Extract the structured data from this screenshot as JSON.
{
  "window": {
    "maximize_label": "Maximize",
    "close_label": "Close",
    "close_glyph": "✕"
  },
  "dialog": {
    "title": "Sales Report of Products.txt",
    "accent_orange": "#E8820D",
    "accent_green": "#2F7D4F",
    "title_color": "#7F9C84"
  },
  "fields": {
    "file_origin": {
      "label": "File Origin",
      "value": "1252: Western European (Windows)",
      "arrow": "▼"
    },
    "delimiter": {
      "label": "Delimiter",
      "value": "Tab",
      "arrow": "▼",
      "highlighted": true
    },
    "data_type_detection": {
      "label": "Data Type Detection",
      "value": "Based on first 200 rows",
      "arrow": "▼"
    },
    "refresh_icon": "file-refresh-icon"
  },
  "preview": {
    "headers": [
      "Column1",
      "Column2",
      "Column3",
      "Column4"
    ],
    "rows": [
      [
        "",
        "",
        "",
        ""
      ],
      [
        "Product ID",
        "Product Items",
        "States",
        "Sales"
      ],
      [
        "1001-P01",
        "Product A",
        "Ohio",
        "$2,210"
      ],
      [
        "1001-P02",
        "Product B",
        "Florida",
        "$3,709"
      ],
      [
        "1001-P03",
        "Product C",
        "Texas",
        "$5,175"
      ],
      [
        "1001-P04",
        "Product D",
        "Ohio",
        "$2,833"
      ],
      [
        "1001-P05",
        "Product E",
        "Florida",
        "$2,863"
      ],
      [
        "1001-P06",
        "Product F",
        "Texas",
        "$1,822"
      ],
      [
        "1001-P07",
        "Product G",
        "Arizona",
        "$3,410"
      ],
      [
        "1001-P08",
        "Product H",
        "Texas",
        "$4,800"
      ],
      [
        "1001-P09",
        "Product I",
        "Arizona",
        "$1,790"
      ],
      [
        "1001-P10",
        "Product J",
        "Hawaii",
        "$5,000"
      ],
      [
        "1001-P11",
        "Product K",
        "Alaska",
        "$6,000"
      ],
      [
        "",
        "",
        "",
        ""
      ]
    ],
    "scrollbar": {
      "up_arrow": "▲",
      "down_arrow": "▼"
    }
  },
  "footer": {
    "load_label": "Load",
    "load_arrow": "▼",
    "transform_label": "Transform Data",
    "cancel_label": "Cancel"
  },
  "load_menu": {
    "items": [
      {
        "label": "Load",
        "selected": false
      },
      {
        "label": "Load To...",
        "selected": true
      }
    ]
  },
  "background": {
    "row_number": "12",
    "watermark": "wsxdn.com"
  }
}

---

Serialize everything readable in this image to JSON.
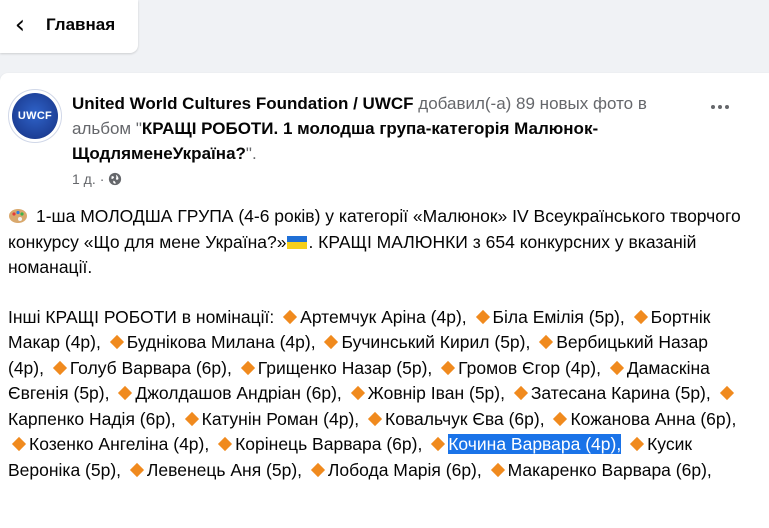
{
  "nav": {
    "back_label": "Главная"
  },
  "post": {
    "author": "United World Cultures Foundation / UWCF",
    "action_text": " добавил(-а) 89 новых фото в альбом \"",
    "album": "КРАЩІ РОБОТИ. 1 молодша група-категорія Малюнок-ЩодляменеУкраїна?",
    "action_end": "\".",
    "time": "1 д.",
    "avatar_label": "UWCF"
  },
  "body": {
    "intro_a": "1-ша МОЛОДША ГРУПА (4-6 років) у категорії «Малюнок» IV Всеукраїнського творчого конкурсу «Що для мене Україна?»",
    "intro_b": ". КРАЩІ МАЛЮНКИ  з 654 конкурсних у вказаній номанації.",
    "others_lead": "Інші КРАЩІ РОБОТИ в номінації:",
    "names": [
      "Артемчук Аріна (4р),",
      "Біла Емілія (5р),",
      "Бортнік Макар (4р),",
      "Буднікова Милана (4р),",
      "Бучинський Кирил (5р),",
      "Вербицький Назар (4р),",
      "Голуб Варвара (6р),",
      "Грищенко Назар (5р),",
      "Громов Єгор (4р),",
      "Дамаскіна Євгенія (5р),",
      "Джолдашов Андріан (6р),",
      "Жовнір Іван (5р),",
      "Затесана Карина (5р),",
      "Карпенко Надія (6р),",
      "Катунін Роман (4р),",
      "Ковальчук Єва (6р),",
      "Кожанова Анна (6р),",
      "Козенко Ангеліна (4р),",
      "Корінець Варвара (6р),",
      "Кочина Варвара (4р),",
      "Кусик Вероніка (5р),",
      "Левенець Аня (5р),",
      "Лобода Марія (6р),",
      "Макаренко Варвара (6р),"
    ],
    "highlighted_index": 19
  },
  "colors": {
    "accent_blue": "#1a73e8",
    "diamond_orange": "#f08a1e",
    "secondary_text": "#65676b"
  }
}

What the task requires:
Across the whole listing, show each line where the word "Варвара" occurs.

Exercise response:
      "Голуб Варвара (6р),",
      "Корінець Варвара (6р),",
      "Кочина Варвара (4р),",
      "Макаренко Варвара (6р),"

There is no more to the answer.